Get answers to your heart disease prevention questions.
Valvular pulmonary stenosis; Heart valve pulmonary stenosis; Pulmonary stenosis; Stenosis - pulmonary valve; Balloon valvuloplasty - pulmonary
Sometimes, treatment may not be needed if the disorder is mild.
When there are also other heart defects, medications may be used to:
Percutaneous balloon pulmonary dilation (valvuloplasty) may be used when no other heart defects are present. This surgery is done through an artery in the groin. The doctor sends a flexible tube (catheter) with a balloon attached to the end up to the heart. The balloon stretches the opening of the valve.
Some patients may need heart surgery to repair or replace the pulmonary valve. The new valve can be made from different materials.

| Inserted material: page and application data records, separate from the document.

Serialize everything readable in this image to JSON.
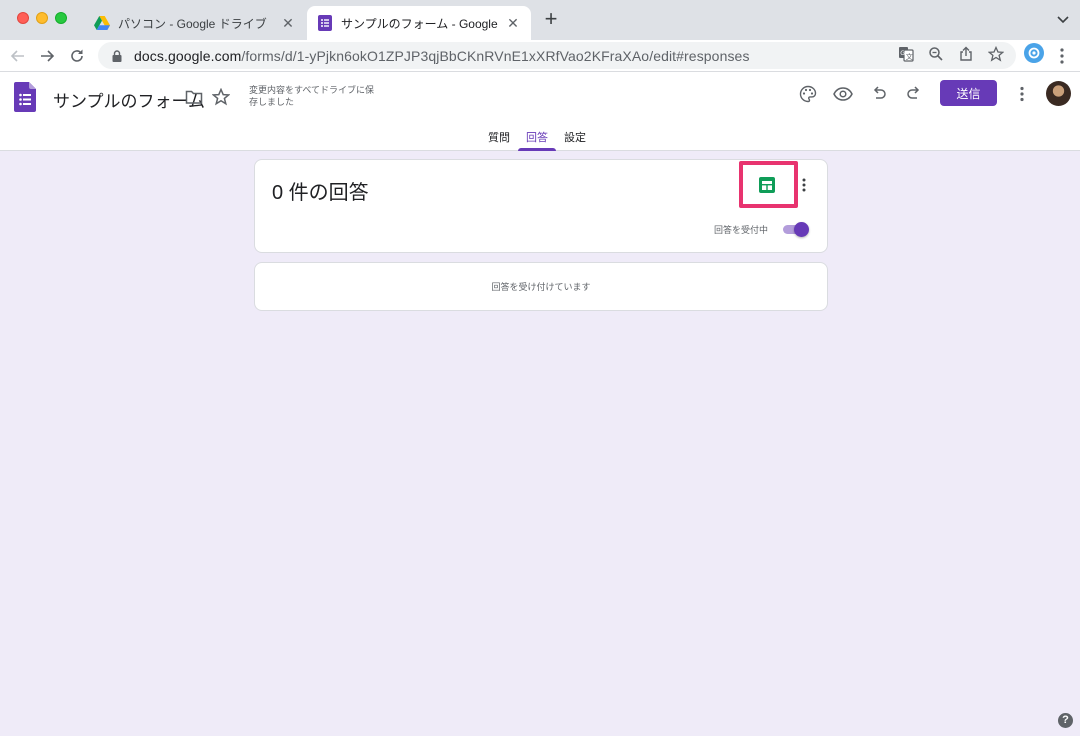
{
  "browser": {
    "tabs": [
      {
        "title": "パソコン - Google ドライブ",
        "favicon": "google-drive-icon",
        "active": false
      },
      {
        "title": "サンプルのフォーム - Google フォ",
        "favicon": "google-forms-icon",
        "active": true
      }
    ],
    "new_tab_label": "+",
    "url_host": "docs.google.com",
    "url_path": "/forms/d/1-yPjkn6okO1ZPJP3qjBbCKnRVnE1xXRfVao2KFraXAo/edit#responses"
  },
  "form": {
    "title": "サンプルのフォーム",
    "save_status": "変更内容をすべてドライブに保存しました",
    "send_label": "送信",
    "tabs": [
      {
        "label": "質問",
        "active": false
      },
      {
        "label": "回答",
        "active": true
      },
      {
        "label": "設定",
        "active": false
      }
    ]
  },
  "responses": {
    "count_title": "0 件の回答",
    "accepting_label": "回答を受付中",
    "accepting": true,
    "empty_message": "回答を受け付けています"
  },
  "help_label": "?",
  "colors": {
    "accent": "#673ab7",
    "background": "#efebf8",
    "highlight": "#e8336f",
    "sheets_green": "#0f9d58"
  }
}
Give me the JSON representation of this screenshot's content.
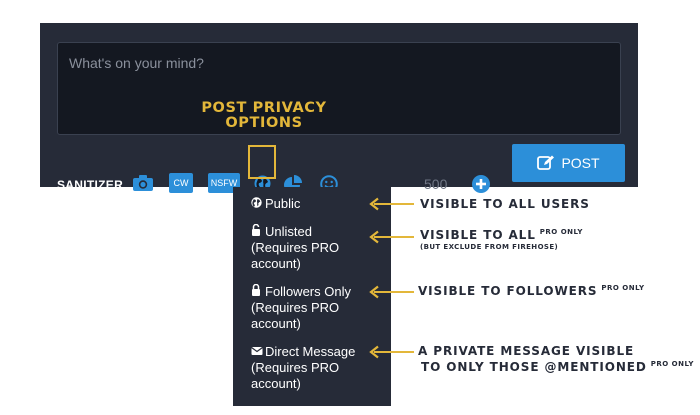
{
  "composer": {
    "placeholder": "What's on your mind?",
    "sanitizer_label": "SANITIZER",
    "tools": {
      "camera_icon": "camera-icon",
      "cw_label": "CW",
      "nsfw_label": "NSFW",
      "globe_icon": "globe-icon",
      "poll_icon": "pie-chart-icon",
      "emoji_icon": "smiley-icon"
    },
    "char_counter": "500",
    "add_icon": "plus-circle-icon",
    "post_label": "POST"
  },
  "annotation_title": [
    "POST PRIVACY",
    "OPTIONS"
  ],
  "privacy_menu": [
    {
      "icon": "globe-icon",
      "lines": [
        "Public"
      ]
    },
    {
      "icon": "unlock-icon",
      "lines": [
        "Unlisted",
        "(Requires PRO",
        "account)"
      ]
    },
    {
      "icon": "lock-icon",
      "lines": [
        "Followers Only",
        "(Requires PRO",
        "account)"
      ]
    },
    {
      "icon": "envelope-icon",
      "lines": [
        "Direct Message",
        "(Requires PRO",
        "account)"
      ]
    }
  ],
  "descriptions": {
    "public": "VISIBLE TO ALL USERS",
    "unlisted": "VISIBLE TO ALL",
    "unlisted_note": "PRO ONLY",
    "unlisted_sub": "(BUT EXCLUDE FROM FIREHOSE)",
    "followers": "VISIBLE TO FOLLOWERS",
    "followers_note": "PRO ONLY",
    "direct_line1": "A PRIVATE MESSAGE VISIBLE",
    "direct_line2": "TO ONLY THOSE @MENTIONED",
    "direct_note": "PRO ONLY"
  },
  "colors": {
    "panel": "#262b38",
    "field": "#141821",
    "accent_blue": "#2c8fd9",
    "annotation_gold": "#e3b73a"
  }
}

About one-third of patients with mild stenosis get better, one-third stay the same, and one-third get worse. The outcome is good with successful surgery or balloon dilation. Other congenital heart defects may be a factor in the outlook.
Some valves can last for decades. Others wear out and will need to be replaced.
Call your health care provider if:
Zipes DP, Libby P, Bonow RO, Braunwald E, eds. Braunwald's Heart Disease: A Textbook of Cardiovascular Medicine. 8th ed. St. Louis, Mo: WB Saunders; 2007.
© 2011 University of Maryland Medical Center (UMMC). All rights reserved.
UMMC is a member of the University of Maryland Medical System,
22 S. Greene Street, Baltimore, MD 21201. TDD: 1-800-735-2258 or 1.866.408.6885